[[ SUPPLIED DATA, beginning ]]
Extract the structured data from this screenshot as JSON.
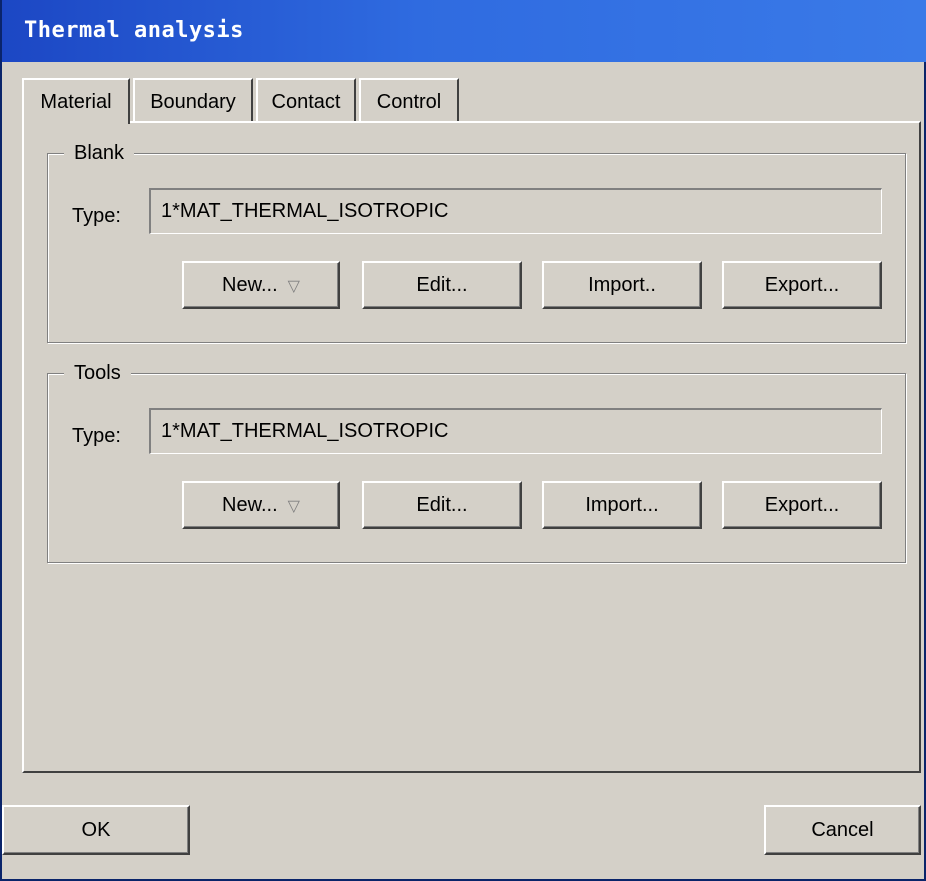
{
  "window": {
    "title": "Thermal analysis"
  },
  "tabs": [
    {
      "label": "Material",
      "active": true
    },
    {
      "label": "Boundary",
      "active": false
    },
    {
      "label": "Contact",
      "active": false
    },
    {
      "label": "Control",
      "active": false
    }
  ],
  "blank": {
    "legend": "Blank",
    "type_label": "Type:",
    "type_value": "1*MAT_THERMAL_ISOTROPIC",
    "buttons": {
      "new": "New...",
      "edit": "Edit...",
      "import": "Import..",
      "export": "Export..."
    }
  },
  "tools": {
    "legend": "Tools",
    "type_label": "Type:",
    "type_value": "1*MAT_THERMAL_ISOTROPIC",
    "buttons": {
      "new": "New...",
      "edit": "Edit...",
      "import": "Import...",
      "export": "Export..."
    }
  },
  "footer": {
    "ok": "OK",
    "cancel": "Cancel"
  },
  "icons": {
    "dropdown": "dropdown-triangle-icon"
  },
  "colors": {
    "titlebar": "#2f6be0",
    "face": "#d4d0c8"
  }
}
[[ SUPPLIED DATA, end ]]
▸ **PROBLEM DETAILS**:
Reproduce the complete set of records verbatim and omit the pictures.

▸ **SOLUTION FOR THIS PROBLEM**:
Extract the structured data from this screenshot as JSON.
{
  "window": {
    "title": "Thermal analysis"
  },
  "tabs": [
    {
      "label": "Material",
      "active": true
    },
    {
      "label": "Boundary",
      "active": false
    },
    {
      "label": "Contact",
      "active": false
    },
    {
      "label": "Control",
      "active": false
    }
  ],
  "blank": {
    "legend": "Blank",
    "type_label": "Type:",
    "type_value": "1*MAT_THERMAL_ISOTROPIC",
    "buttons": {
      "new": "New...",
      "edit": "Edit...",
      "import": "Import..",
      "export": "Export..."
    }
  },
  "tools": {
    "legend": "Tools",
    "type_label": "Type:",
    "type_value": "1*MAT_THERMAL_ISOTROPIC",
    "buttons": {
      "new": "New...",
      "edit": "Edit...",
      "import": "Import...",
      "export": "Export..."
    }
  },
  "footer": {
    "ok": "OK",
    "cancel": "Cancel"
  },
  "icons": {
    "dropdown": "dropdown-triangle-icon"
  },
  "colors": {
    "titlebar": "#2f6be0",
    "face": "#d4d0c8"
  }
}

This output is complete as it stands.